Work to complete: Reproduce the records word for word, apart from the images they contain.

Data excerpts:
____________

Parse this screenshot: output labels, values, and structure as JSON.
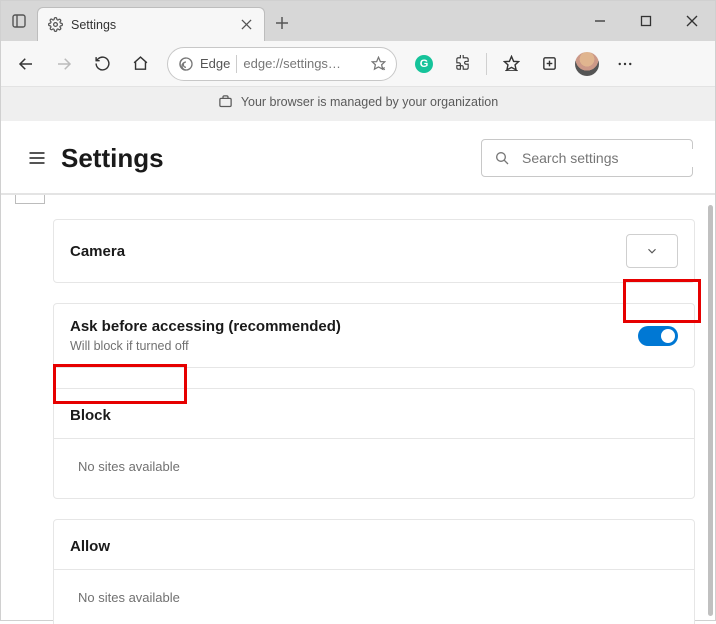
{
  "window": {
    "tab_title": "Settings",
    "address_label": "Edge",
    "address_url": "edge://settings…"
  },
  "banner": {
    "text": "Your browser is managed by your organization"
  },
  "header": {
    "title": "Settings",
    "search_placeholder": "Search settings"
  },
  "camera_section": {
    "title": "Camera"
  },
  "ask_section": {
    "title": "Ask before accessing (recommended)",
    "subtitle": "Will block if turned off",
    "enabled": true
  },
  "block_section": {
    "title": "Block",
    "empty_text": "No sites available"
  },
  "allow_section": {
    "title": "Allow",
    "empty_text": "No sites available"
  }
}
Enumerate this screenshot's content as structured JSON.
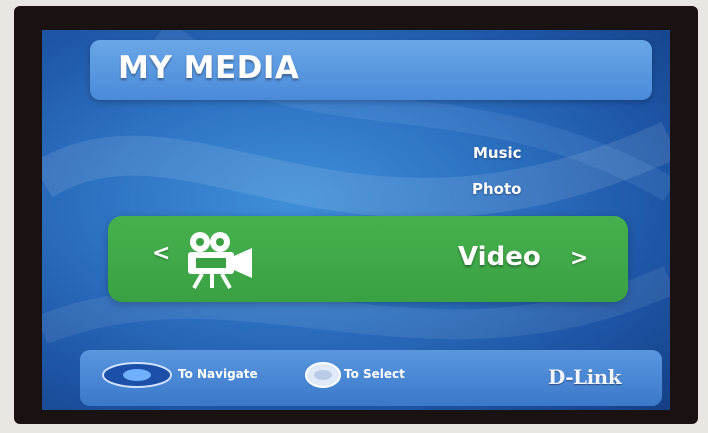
{
  "header": {
    "title": "MY MEDIA"
  },
  "menu": {
    "items": [
      {
        "label": "Music"
      },
      {
        "label": "Photo"
      },
      {
        "label": "Video",
        "selected": true,
        "icon": "video-camera-icon"
      }
    ],
    "prev_glyph": "<",
    "next_glyph": ">"
  },
  "footer": {
    "navigate_hint": "To Navigate",
    "select_hint": "To Select",
    "brand": "D-Link"
  },
  "colors": {
    "screen_blue": "#2f74c4",
    "selected_green": "#3aa143",
    "header_blue": "#5a97df"
  }
}
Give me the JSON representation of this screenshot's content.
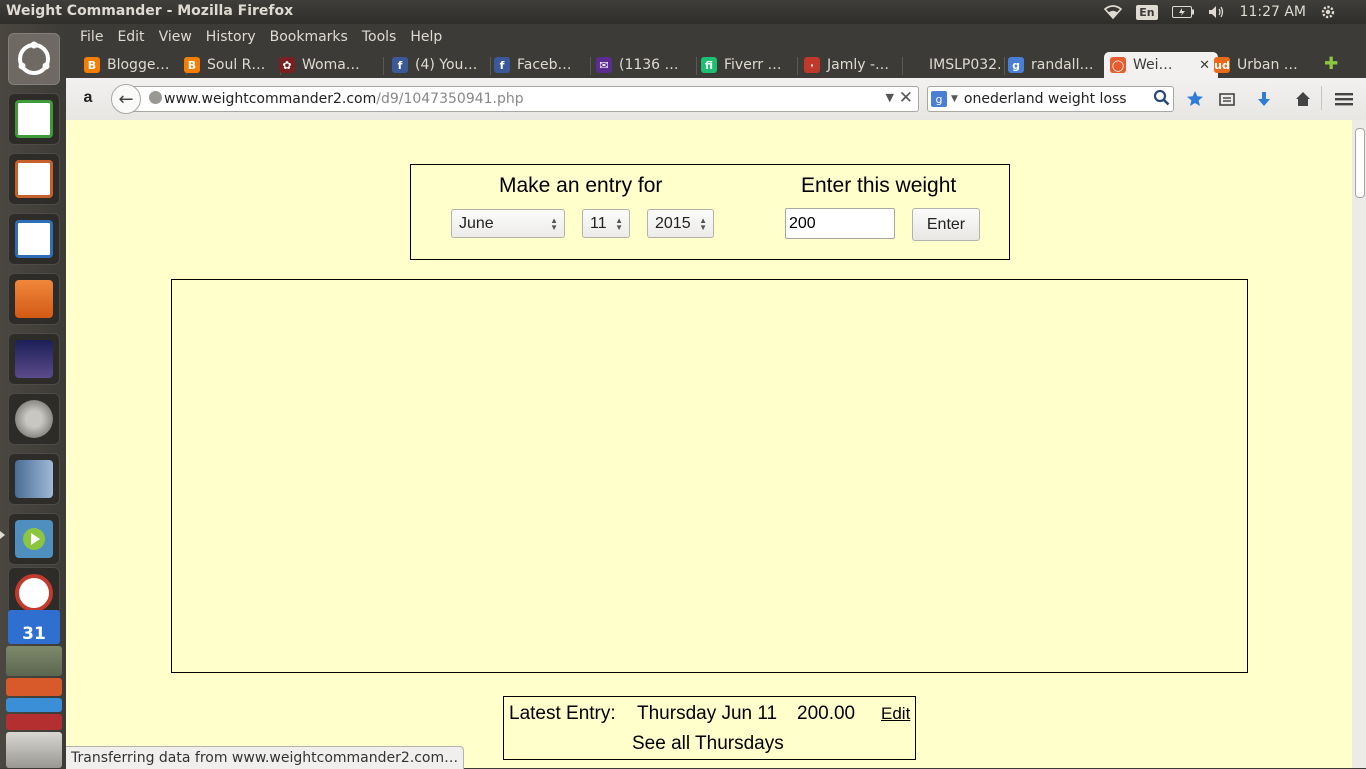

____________

Answer below:
Parse this screenshot: output labels, values, and structure as JSON.
{
  "window": {
    "tab_title": "Settings",
    "address_label": "Edge",
    "address_url": "edge://settings…"
  },
  "banner": {
    "text": "Your browser is managed by your organization"
  },
  "header": {
    "title": "Settings",
    "search_placeholder": "Search settings"
  },
  "camera_section": {
    "title": "Camera"
  },
  "ask_section": {
    "title": "Ask before accessing (recommended)",
    "subtitle": "Will block if turned off",
    "enabled": true
  },
  "block_section": {
    "title": "Block",
    "empty_text": "No sites available"
  },
  "allow_section": {
    "title": "Allow",
    "empty_text": "No sites available"
  }
}
Enumerate this screenshot's content as structured JSON.
{
  "header": {
    "title": "MY MEDIA"
  },
  "menu": {
    "items": [
      {
        "label": "Music"
      },
      {
        "label": "Photo"
      },
      {
        "label": "Video",
        "selected": true,
        "icon": "video-camera-icon"
      }
    ],
    "prev_glyph": "<",
    "next_glyph": ">"
  },
  "footer": {
    "navigate_hint": "To Navigate",
    "select_hint": "To Select",
    "brand": "D-Link"
  },
  "colors": {
    "screen_blue": "#2f74c4",
    "selected_green": "#3aa143",
    "header_blue": "#5a97df"
  }
}
Give me the JSON representation of this screenshot's content.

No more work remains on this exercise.